You should calculate AWE by using a set period of time (the relevant period) prior to the start of the employee's 'period of incapacity for work'. The period must be at least eight weeks long and is marked by two pay dates:

  • date one - the last normal pay date before the employee's first complete day of sickness
  • date two - the last normal pay date falling not less than eight weeks before the pay date above

The relevant period is calculated from the day after date two up to and including date one.

Calculating average earnings for weekly paid employees

If your employee is paid once a week or in multiples of a week, eg fortnightly or every four weeks:

  • add together the gross earnings in the relevant period, including any bonuses and commissions
  • divide the total by the number of weeks in the period

Calculating average earnings for monthly paid employees

The payment for monthly paid employees is calculated on the same basis as weekly paid employees:

  • Add together the gross earnings during the period.
  • Divide the total by the number of months in the period.
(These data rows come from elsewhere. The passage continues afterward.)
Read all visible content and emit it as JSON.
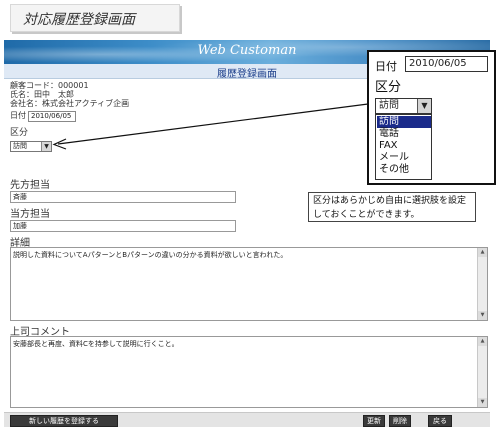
{
  "page_title": "対応履歴登録画面",
  "app": {
    "brand": "Web Customan",
    "screen_title": "履歴登録画面"
  },
  "customer": {
    "code_line": "顧客コード：000001",
    "name_line": "氏名：田中　太郎",
    "company_line": "会社名：株式会社アクティブ企画",
    "date_label": "日付",
    "date_value": "2010/06/05",
    "kubun_label": "区分",
    "kubun_value": "訪問"
  },
  "fields": {
    "sakihou_label": "先方担当",
    "sakihou_value": "斉藤",
    "touhou_label": "当方担当",
    "touhou_value": "加藤",
    "detail_label": "詳細",
    "detail_value": "説明した資料についてAパターンとBパターンの違いの分かる資料が欲しいと言われた。",
    "boss_label": "上司コメント",
    "boss_value": "安藤部長と再度、資料Cを持参して説明に行くこと。"
  },
  "callout": {
    "date_label": "日付",
    "date_value": "2010/06/05",
    "kubun_label": "区分",
    "selected": "訪問",
    "options": [
      "訪問",
      "電話",
      "FAX",
      "メール",
      "その他"
    ]
  },
  "note": "区分はあらかじめ自由に選択肢を設定しておくことができます。",
  "footer": {
    "new_button": "新しい履歴を登録する",
    "update_button": "更新",
    "delete_button": "削除",
    "back_button": "戻る"
  }
}
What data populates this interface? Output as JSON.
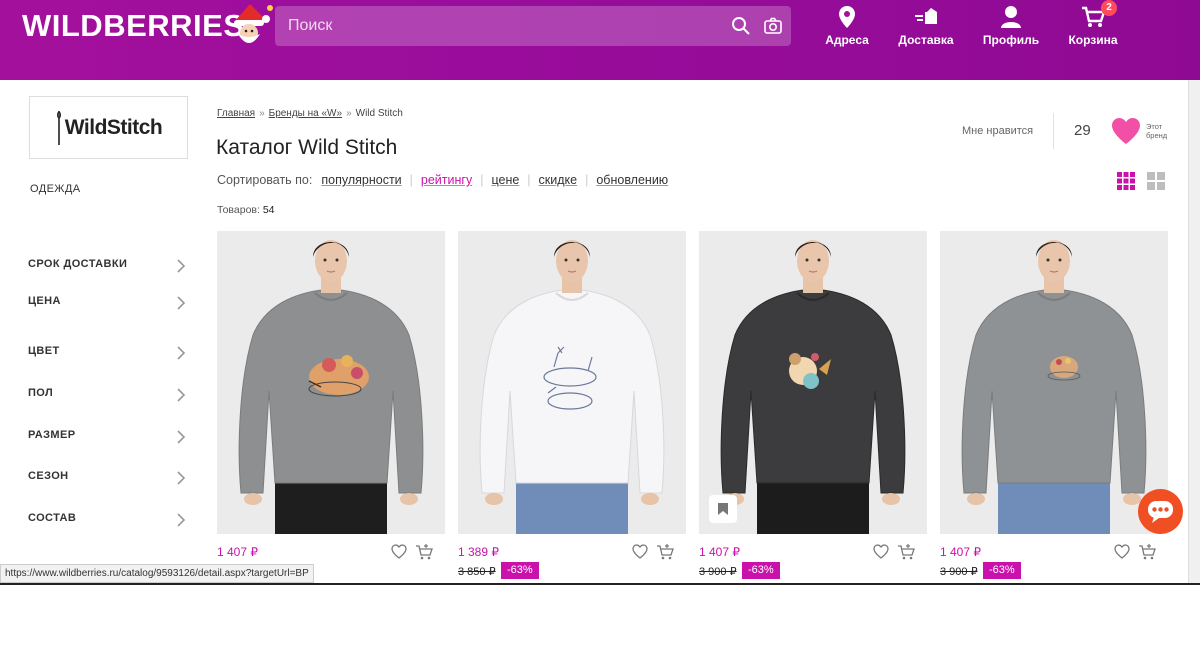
{
  "header": {
    "logo": "WILDBERRIES",
    "search_placeholder": "Поиск",
    "nav": [
      {
        "label": "Адреса",
        "icon": "map-pin-icon"
      },
      {
        "label": "Доставка",
        "icon": "delivery-icon"
      },
      {
        "label": "Профиль",
        "icon": "profile-icon"
      },
      {
        "label": "Корзина",
        "icon": "cart-icon",
        "badge": "2"
      }
    ],
    "colors": {
      "brand": "#a3109c",
      "accent": "#cb11ab",
      "badge": "#ff4b5c"
    }
  },
  "sidebar": {
    "brand_logo_text": "WildStitch",
    "category": "ОДЕЖДА",
    "filters": [
      "СРОК ДОСТАВКИ",
      "ЦЕНА",
      "ЦВЕТ",
      "ПОЛ",
      "РАЗМЕР",
      "СЕЗОН",
      "СОСТАВ"
    ]
  },
  "main": {
    "breadcrumb": [
      {
        "label": "Главная",
        "link": true
      },
      {
        "label": "Бренды на «W»",
        "link": true
      },
      {
        "label": "Wild Stitch",
        "link": false
      }
    ],
    "breadcrumb_sep": "»",
    "title": "Каталог Wild Stitch",
    "sort_label": "Сортировать по:",
    "sort_options": [
      {
        "label": "популярности",
        "active": false
      },
      {
        "label": "рейтингу",
        "active": true
      },
      {
        "label": "цене",
        "active": false
      },
      {
        "label": "скидке",
        "active": false
      },
      {
        "label": "обновлению",
        "active": false
      }
    ],
    "count_label": "Товаров:",
    "count_value": "54",
    "like_label": "Мне нравится",
    "like_count": "29",
    "brand_label_1": "Этот",
    "brand_label_2": "бренд"
  },
  "products": [
    {
      "price": "1 407 ₽",
      "old_price": "",
      "discount": "",
      "sweater_color": "#8d8f90",
      "print": "hedgehog"
    },
    {
      "price": "1 389 ₽",
      "old_price": "3 850 ₽",
      "discount": "-63%",
      "sweater_color": "#f6f6f8",
      "print": "deer"
    },
    {
      "price": "1 407 ₽",
      "old_price": "3 900 ₽",
      "discount": "-63%",
      "sweater_color": "#3c3c3e",
      "print": "bird",
      "bookmark": true
    },
    {
      "price": "1 407 ₽",
      "old_price": "3 900 ₽",
      "discount": "-63%",
      "sweater_color": "#8f9294",
      "print": "hedgehog-small"
    }
  ],
  "status_url": "https://www.wildberries.ru/catalog/9593126/detail.aspx?targetUrl=BP"
}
If this is not a whole number of months, round to the nearest whole number.
  • Multiply by 12.
  • Divide by 52.

For details of how to calculate average earnings, read GOV.UK guidance on SSP.

Action if your employee is not entitled to SSP

If your employee is not entitled to SSP but has been incapable of work for at least four days in a row, you should advise them to claim employment and support allowance (ESA) from Jobs & Benefits office. You should also give them form SSP1 as soon as possible to help support a claim for ESA.